In 2010, Sgt Gary Jamieson stepped on an IED in Afghanistan and lost his legs and an arm. He reveals what, and who, helped him to make a remarkable recovery
Isis in Iraq: Yazidi girls killing themselves to escape rape and imprisonment by militants

'Jilan killed herself in the bathroom. She cut her wrists and hanged herself'

Yazidi girls killing themselves to escape rape and imprisonment
Ed Balls interview: 'If I think about the deficit when I'm playing the piano, it all goes wrong'

Ed Balls interview

'If I think about the deficit when I'm playing the piano, it all goes wrong'
He's behind you, dude!

US stars in UK panto

From David Hasselhoff to Jerry Hall
Grace Dent's Christmas Quiz: What are you – a festive curmudgeon or top of the tree?

Grace Dent's Christmas Quiz

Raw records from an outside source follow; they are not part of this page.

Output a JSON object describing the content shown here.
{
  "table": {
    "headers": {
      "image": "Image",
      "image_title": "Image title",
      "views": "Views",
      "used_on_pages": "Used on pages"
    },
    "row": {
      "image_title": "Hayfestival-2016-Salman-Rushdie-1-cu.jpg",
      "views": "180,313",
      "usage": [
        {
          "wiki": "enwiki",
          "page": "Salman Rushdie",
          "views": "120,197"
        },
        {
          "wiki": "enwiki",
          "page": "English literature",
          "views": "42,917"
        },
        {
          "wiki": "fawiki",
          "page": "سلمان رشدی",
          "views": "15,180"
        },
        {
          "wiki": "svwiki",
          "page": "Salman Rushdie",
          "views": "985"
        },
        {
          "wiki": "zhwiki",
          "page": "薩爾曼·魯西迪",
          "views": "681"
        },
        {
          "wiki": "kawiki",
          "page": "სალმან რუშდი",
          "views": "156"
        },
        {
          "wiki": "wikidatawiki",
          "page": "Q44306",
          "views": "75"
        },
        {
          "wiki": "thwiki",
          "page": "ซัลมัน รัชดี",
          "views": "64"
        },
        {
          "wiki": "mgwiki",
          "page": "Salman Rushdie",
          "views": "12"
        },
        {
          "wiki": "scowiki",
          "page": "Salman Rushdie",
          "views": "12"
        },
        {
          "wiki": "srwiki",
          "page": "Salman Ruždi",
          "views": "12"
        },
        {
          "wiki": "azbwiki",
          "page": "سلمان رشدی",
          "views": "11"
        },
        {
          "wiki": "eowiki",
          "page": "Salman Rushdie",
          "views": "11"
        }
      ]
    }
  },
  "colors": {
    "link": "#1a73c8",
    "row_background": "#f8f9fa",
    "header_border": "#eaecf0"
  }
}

What are you – a festive curmudgeon or top of the tree?
Nasa planning to build cloud cities in airships above Venus

Nasa planning to build cloud cities in airships above Venus

Planet’s surface is inhospitable to humans but 30 miles above it is almost perfect
Surrounded by high-rise flats is a little house filled with Lebanon’s history - clocks, rifles, frogmen’s uniforms and colonial helmets

Clocks, rifles, swords, frogmen’s uniforms

Surrounded by high-rise flats is a little house filled with Lebanon’s history
Return to Gaza: Four months on, the wounds left by Israel's bombardment have not yet healed

Four months after the bombardment, Gaza’s wounds are yet to heal

Kim Sengupta is reunited with a man whose plight mirrors the suffering of the Palestinian people
Gastric surgery: Is it really the answer to the UK's obesity epidemic?

Is gastric surgery really the answer to the UK's obesity epidemic?

Critics argue that it’s crazy to operate on healthy people just to stop them eating
Homeless Veterans appeal: Christmas charity auction Part 2 - now LIVE

Homeless Veterans appeal: Christmas charity auction

Bid on original art, or trips of a lifetime to Africa or the 'Corrie' set, and help Homeless Veterans
Pantomime rings the changes to welcome autistic theatre-goers

Autism-friendly theatre

Pantomime leads the pack in quest to welcome all